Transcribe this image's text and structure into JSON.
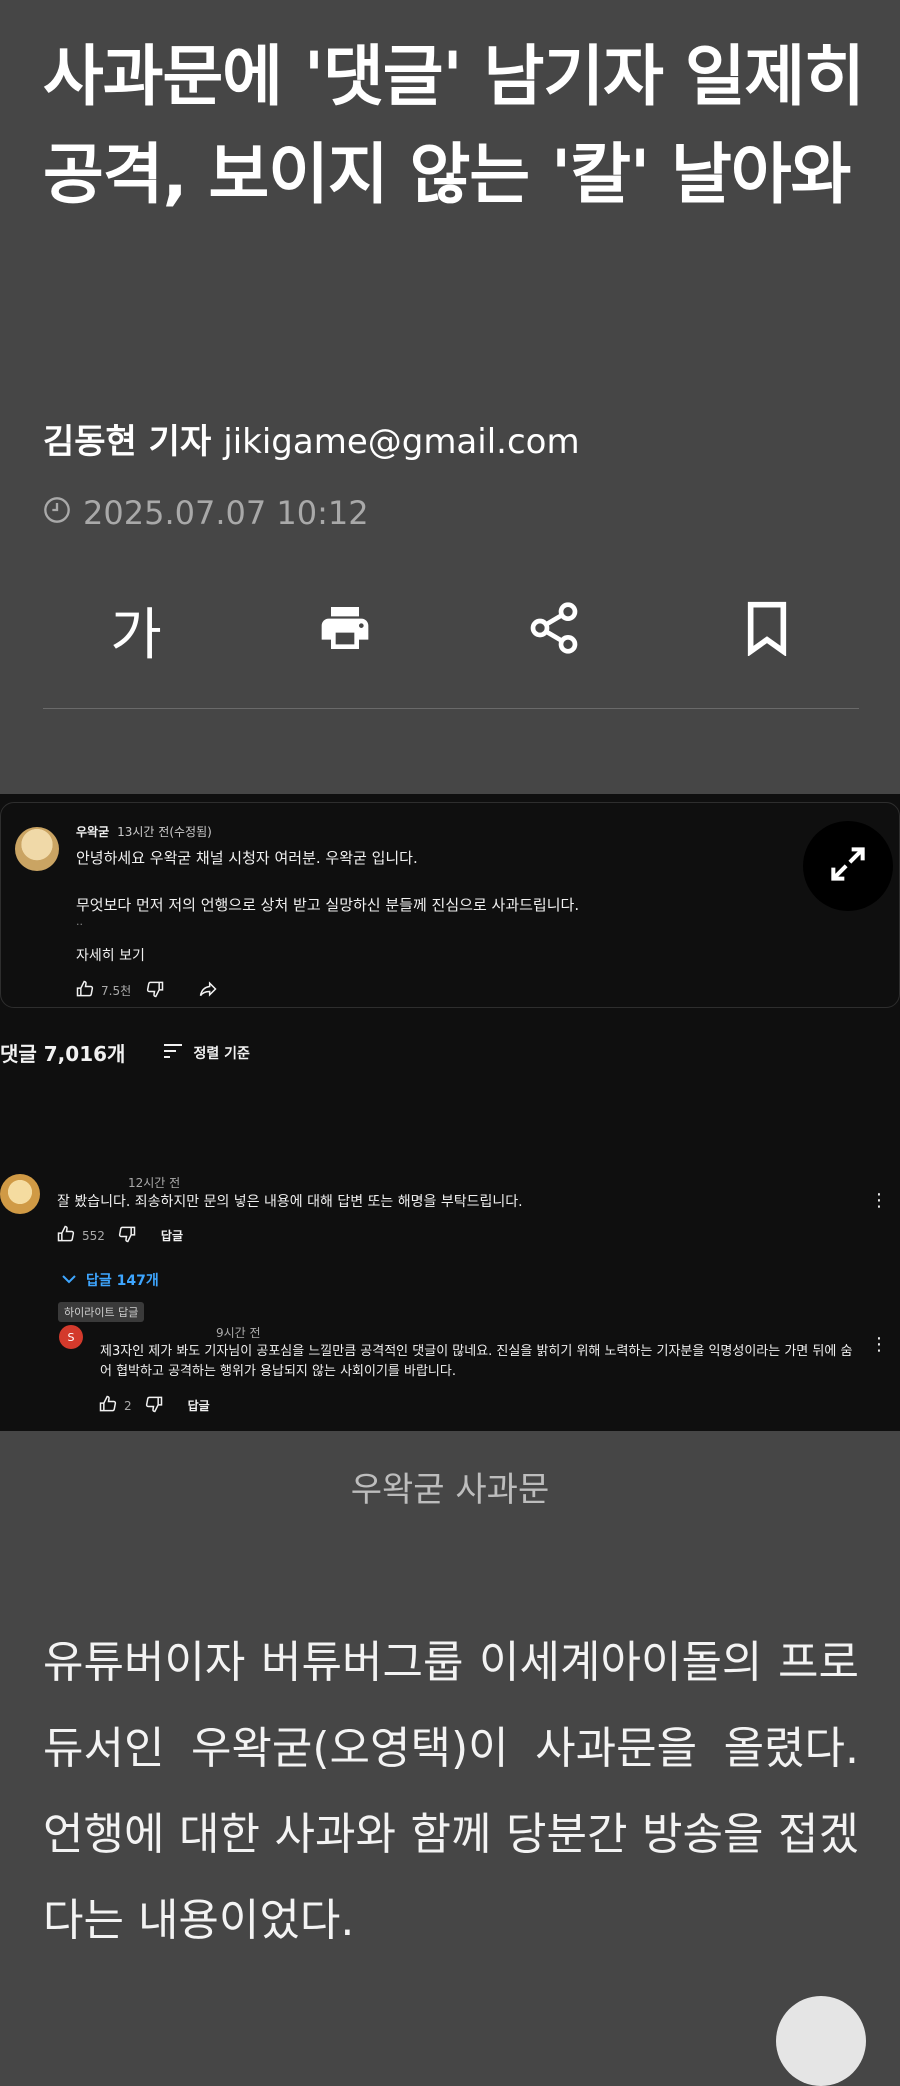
{
  "article": {
    "title": "사과문에 '댓글' 남기자 일제히 공격, 보이지 않는 '칼' 날아와",
    "author": "김동현 기자",
    "email": "jikigame@gmail.com",
    "date": "2025.07.07 10:12",
    "toolbar": {
      "font_label": "가",
      "print_icon": "print-icon",
      "share_icon": "share-icon",
      "bookmark_icon": "bookmark-icon"
    },
    "caption": "우왁굳 사과문",
    "body": "유튜버이자 버튜버그룹 이세계아이돌의 프로듀서인 우왁굳(오영택)이 사과문을 올렸다. 언행에 대한 사과와 함께 당분간 방송을 접겠다는 내용이었다."
  },
  "screenshot": {
    "post": {
      "author": "우왁굳",
      "time": "13시간 전(수정됨)",
      "line1": "안녕하세요 우왁굳 채널 시청자 여러분. 우왁굳 입니다.",
      "line2": "무엇보다 먼저 저의 언행으로 상처 받고 실망하신 분들께 진심으로 사과드립니다.",
      "ellipsis": "..",
      "more": "자세히 보기",
      "likes": "7.5천"
    },
    "comments_count": "댓글 7,016개",
    "sort_label": "정렬 기준",
    "comment1": {
      "time": "12시간 전",
      "text": "잘 봤습니다. 죄송하지만 문의 넣은 내용에 대해 답변 또는 해명을 부탁드립니다.",
      "likes": "552",
      "reply": "답글",
      "replies": "답글 147개",
      "highlight": "하이라이트 답글"
    },
    "reply1": {
      "avatar_letter": "S",
      "time": "9시간 전",
      "text": "제3자인 제가 봐도 기자님이 공포심을 느낄만큼 공격적인 댓글이 많네요. 진실을 밝히기 위해 노력하는 기자분을 익명성이라는 가면 뒤에 숨어 협박하고 공격하는 행위가 용납되지 않는 사회이기를 바랍니다.",
      "likes": "2",
      "reply": "답글"
    }
  },
  "colors": {
    "page_bg": "#464646",
    "screenshot_bg": "#0f0f0f",
    "link_blue": "#3ea6ff",
    "badge_red": "#d33a2c"
  }
}
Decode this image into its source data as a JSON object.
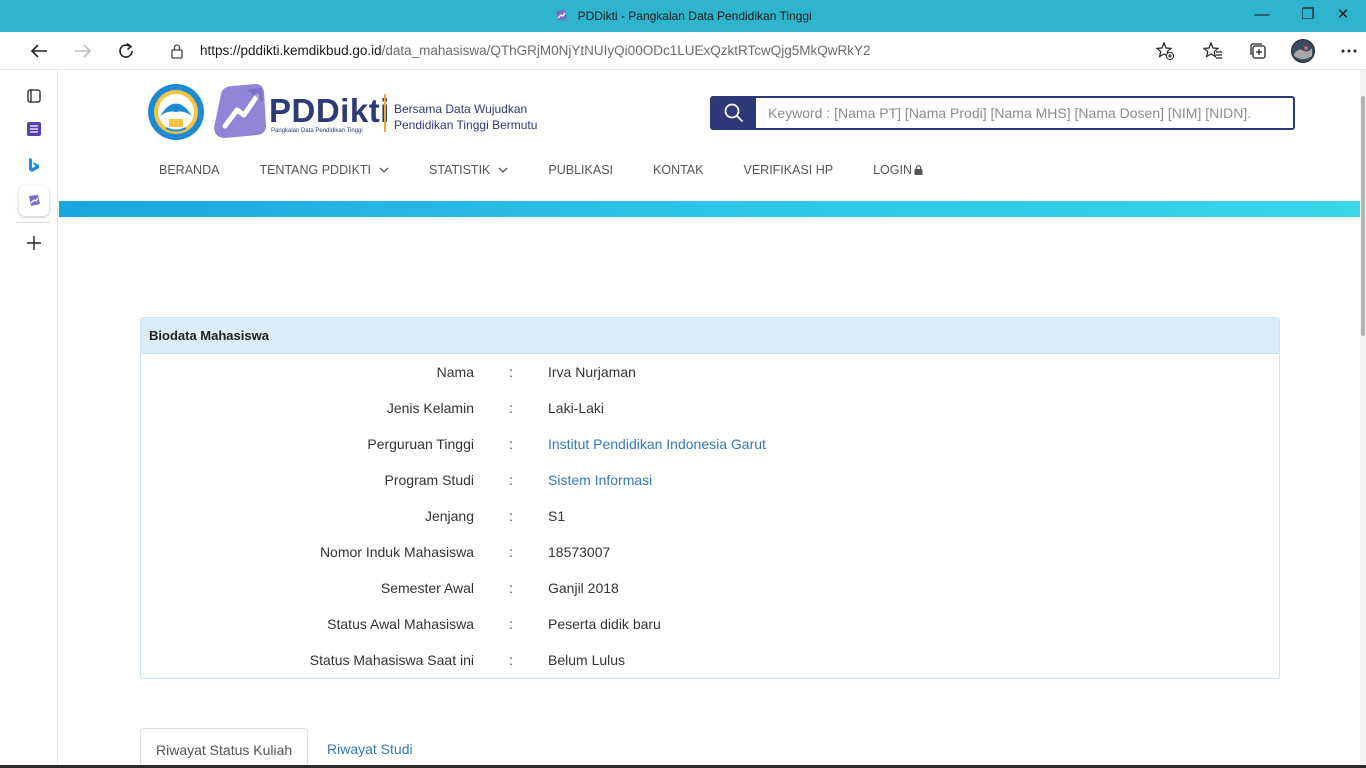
{
  "window": {
    "title": "PDDikti - Pangkalan Data Pendidikan Tinggi",
    "controls": {
      "minimize": "—",
      "restore": "❐",
      "close": "✕"
    }
  },
  "browser": {
    "url_host": "https://pddikti.kemdikbud.go.id",
    "url_path": "/data_mahasiswa/QThGRjM0NjYtNUIyQi00ODc1LUExQzktRTcwQjg5MkQwRkY2",
    "icons": [
      "back-icon",
      "forward-icon",
      "refresh-icon",
      "lock-icon",
      "add-favorite-icon",
      "favorites-icon",
      "collections-icon",
      "profile-avatar",
      "more-icon"
    ]
  },
  "sidebar": {
    "icons": [
      "tabs-icon",
      "list-app-icon",
      "bing-icon",
      "pddikti-app-icon",
      "add-icon"
    ]
  },
  "header": {
    "brand": "PDDikti",
    "brand_sub": "Pangkalan Data Pendidikan Tinggi",
    "tagline_line1": "Bersama Data Wujudkan",
    "tagline_line2": "Pendidikan Tinggi Bermutu",
    "search_placeholder": "Keyword :  [Nama PT] [Nama Prodi] [Nama MHS] [Nama Dosen] [NIM] [NIDN]."
  },
  "menu": {
    "items": [
      "BERANDA",
      "TENTANG PDDIKTI",
      "STATISTIK",
      "PUBLIKASI",
      "KONTAK",
      "VERIFIKASI HP",
      "LOGIN"
    ]
  },
  "biodata": {
    "title": "Biodata Mahasiswa",
    "rows": [
      {
        "label": "Nama",
        "value": "Irva Nurjaman"
      },
      {
        "label": "Jenis Kelamin",
        "value": "Laki-Laki"
      },
      {
        "label": "Perguruan Tinggi",
        "value": "Institut Pendidikan Indonesia Garut"
      },
      {
        "label": "Program Studi",
        "value": "Sistem Informasi"
      },
      {
        "label": "Jenjang",
        "value": "S1"
      },
      {
        "label": "Nomor Induk Mahasiswa",
        "value": "18573007"
      },
      {
        "label": "Semester Awal",
        "value": "Ganjil 2018"
      },
      {
        "label": "Status Awal Mahasiswa",
        "value": "Peserta didik baru"
      },
      {
        "label": "Status Mahasiswa Saat ini",
        "value": "Belum Lulus"
      }
    ],
    "colon": ":"
  },
  "tabs": {
    "items": [
      "Riwayat Status Kuliah",
      "Riwayat Studi"
    ]
  },
  "colors": {
    "titlebar": "#2eb4cc",
    "brand_navy": "#2e3a78",
    "link": "#337ab7",
    "card_header": "#d9edf7"
  }
}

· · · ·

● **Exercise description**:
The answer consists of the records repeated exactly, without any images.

● **Reply**:
Transcribe this image's text and structure into JSON.
{
  "article": {
    "title": "사과문에 '댓글' 남기자 일제히 공격, 보이지 않는 '칼' 날아와",
    "author": "김동현 기자",
    "email": "jikigame@gmail.com",
    "date": "2025.07.07 10:12",
    "toolbar": {
      "font_label": "가",
      "print_icon": "print-icon",
      "share_icon": "share-icon",
      "bookmark_icon": "bookmark-icon"
    },
    "caption": "우왁굳 사과문",
    "body": "유튜버이자 버튜버그룹 이세계아이돌의 프로듀서인 우왁굳(오영택)이 사과문을 올렸다. 언행에 대한 사과와 함께 당분간 방송을 접겠다는 내용이었다."
  },
  "screenshot": {
    "post": {
      "author": "우왁굳",
      "time": "13시간 전(수정됨)",
      "line1": "안녕하세요 우왁굳 채널 시청자 여러분. 우왁굳 입니다.",
      "line2": "무엇보다 먼저 저의 언행으로 상처 받고 실망하신 분들께 진심으로 사과드립니다.",
      "ellipsis": "..",
      "more": "자세히 보기",
      "likes": "7.5천"
    },
    "comments_count": "댓글 7,016개",
    "sort_label": "정렬 기준",
    "comment1": {
      "time": "12시간 전",
      "text": "잘 봤습니다. 죄송하지만 문의 넣은 내용에 대해 답변 또는 해명을 부탁드립니다.",
      "likes": "552",
      "reply": "답글",
      "replies": "답글 147개",
      "highlight": "하이라이트 답글"
    },
    "reply1": {
      "avatar_letter": "S",
      "time": "9시간 전",
      "text": "제3자인 제가 봐도 기자님이 공포심을 느낄만큼 공격적인 댓글이 많네요. 진실을 밝히기 위해 노력하는 기자분을 익명성이라는 가면 뒤에 숨어 협박하고 공격하는 행위가 용납되지 않는 사회이기를 바랍니다.",
      "likes": "2",
      "reply": "답글"
    }
  },
  "colors": {
    "page_bg": "#464646",
    "screenshot_bg": "#0f0f0f",
    "link_blue": "#3ea6ff",
    "badge_red": "#d33a2c"
  }
}
Decode this image into its source data as a JSON object.
{
  "window": {
    "title": "PDDikti - Pangkalan Data Pendidikan Tinggi",
    "controls": {
      "minimize": "—",
      "restore": "❐",
      "close": "✕"
    }
  },
  "browser": {
    "url_host": "https://pddikti.kemdikbud.go.id",
    "url_path": "/data_mahasiswa/QThGRjM0NjYtNUIyQi00ODc1LUExQzktRTcwQjg5MkQwRkY2",
    "icons": [
      "back-icon",
      "forward-icon",
      "refresh-icon",
      "lock-icon",
      "add-favorite-icon",
      "favorites-icon",
      "collections-icon",
      "profile-avatar",
      "more-icon"
    ]
  },
  "sidebar": {
    "icons": [
      "tabs-icon",
      "list-app-icon",
      "bing-icon",
      "pddikti-app-icon",
      "add-icon"
    ]
  },
  "header": {
    "brand": "PDDikti",
    "brand_sub": "Pangkalan Data Pendidikan Tinggi",
    "tagline_line1": "Bersama Data Wujudkan",
    "tagline_line2": "Pendidikan Tinggi Bermutu",
    "search_placeholder": "Keyword :  [Nama PT] [Nama Prodi] [Nama MHS] [Nama Dosen] [NIM] [NIDN]."
  },
  "menu": {
    "items": [
      "BERANDA",
      "TENTANG PDDIKTI",
      "STATISTIK",
      "PUBLIKASI",
      "KONTAK",
      "VERIFIKASI HP",
      "LOGIN"
    ]
  },
  "biodata": {
    "title": "Biodata Mahasiswa",
    "rows": [
      {
        "label": "Nama",
        "value": "Irva Nurjaman"
      },
      {
        "label": "Jenis Kelamin",
        "value": "Laki-Laki"
      },
      {
        "label": "Perguruan Tinggi",
        "value": "Institut Pendidikan Indonesia Garut"
      },
      {
        "label": "Program Studi",
        "value": "Sistem Informasi"
      },
      {
        "label": "Jenjang",
        "value": "S1"
      },
      {
        "label": "Nomor Induk Mahasiswa",
        "value": "18573007"
      },
      {
        "label": "Semester Awal",
        "value": "Ganjil 2018"
      },
      {
        "label": "Status Awal Mahasiswa",
        "value": "Peserta didik baru"
      },
      {
        "label": "Status Mahasiswa Saat ini",
        "value": "Belum Lulus"
      }
    ],
    "colon": ":"
  },
  "tabs": {
    "items": [
      "Riwayat Status Kuliah",
      "Riwayat Studi"
    ]
  },
  "colors": {
    "titlebar": "#2eb4cc",
    "brand_navy": "#2e3a78",
    "link": "#337ab7",
    "card_header": "#d9edf7"
  }
}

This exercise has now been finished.